The distinction everyone seems to be talking about here, without using the right terminology, is between descriptive grammar and prescriptive grammar. Basically, descriptive grammar aims to take utterances of speakers of the language and uncover the rules underlying those utterances, while prescriptive grammar aims to provide rules and guidelines for producing those utterances.
So, your student was completely right in observing how native speakers will use 'which'. From a descriptive grammar standpoint, it's not syntactically wrong. In fact, it's pretty much impossible for a speaker of a language to come up with a sentence that's syntactically wrong as long as it's understood by other speakers. From a prescriptive grammar standpoint, whether or not that's syntactically correct depends on which grammar rules you're subscribing to.

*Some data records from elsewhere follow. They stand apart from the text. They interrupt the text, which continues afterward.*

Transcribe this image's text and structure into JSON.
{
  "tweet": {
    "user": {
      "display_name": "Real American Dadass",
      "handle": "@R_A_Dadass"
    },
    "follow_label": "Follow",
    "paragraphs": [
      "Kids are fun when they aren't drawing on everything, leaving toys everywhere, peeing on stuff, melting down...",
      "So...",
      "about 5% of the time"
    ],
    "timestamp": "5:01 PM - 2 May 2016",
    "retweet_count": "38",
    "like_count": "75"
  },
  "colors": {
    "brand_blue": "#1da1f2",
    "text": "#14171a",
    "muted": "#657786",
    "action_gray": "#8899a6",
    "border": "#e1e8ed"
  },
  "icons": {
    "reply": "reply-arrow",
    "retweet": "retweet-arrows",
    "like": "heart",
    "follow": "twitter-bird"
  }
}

As for your hyphen issue, English is very resistant to word pairs becoming compound words. First the word pair needs to enter common usage, then the hyphen is introduced, and eventually, the hyphen is removed. This is in contrast to other languages which add compound words very easily. If English was more like those languages, the whole thing would probably be a single word by now ('parttimejob'). 'part time' is currently in a period of transition between being a common word pair and being hyphenated, so there's a little bit of ambiguity right now. From a descriptive grammar standpoint, the writer should just use whatever comes naturally, and that will reflect how far that word pair is in becoming a compound word. From a prescriptive grammar standpoint, the writer should use whatever the grammar they're following dictates.
It seems you're teaching a prescriptive grammar for the purposes of helping them succeed in academia. Perhaps it might help if you explain the difference between descriptive and prescriptive grammar and explain why you're teaching the prescriptive grammar and why academic writing is the way it is. Not everything can be explained by written vs spoken language and by the explanation that written language needs to be more unambiguous. I mean, a written letter to your mom doesn't have nearly as many of the requirements of writing for an academic journal. While plenty of it is to reduce ambiguity, a lot of it really just is by convention. Some of that convention seems to be kind of pointless, and in terms of producing understandable writing today, it's totally unnecessary. But convention, itself, can be useful. It prevents written texts within a community from going through the constant changes fluctuations everyday speech goes through, and only lets in the major changes the language. In other words, it's more stable. When reading a paper from decades ago, you don't need to be familiar with all of the language trends from that time. No need to know what 'groovy' means or whatever other terms and phrases they were using back then that never caught on in the long run. Additionally, by having a standard, it makes your writing more accessible to speakers of a variety of dialects of English. It means everybody will need to learn how to conform to the standard, but the benefit is that they don't need to struggle to understand the writer's strange writing style every time they read a new paper - they only need to learn ONE variation of English. Speech patterns and spelling rules that are wide-spread enough and used consistently enough will eventually make it into the standard. These properties are really important in academia, so that's why they use their writing conventions.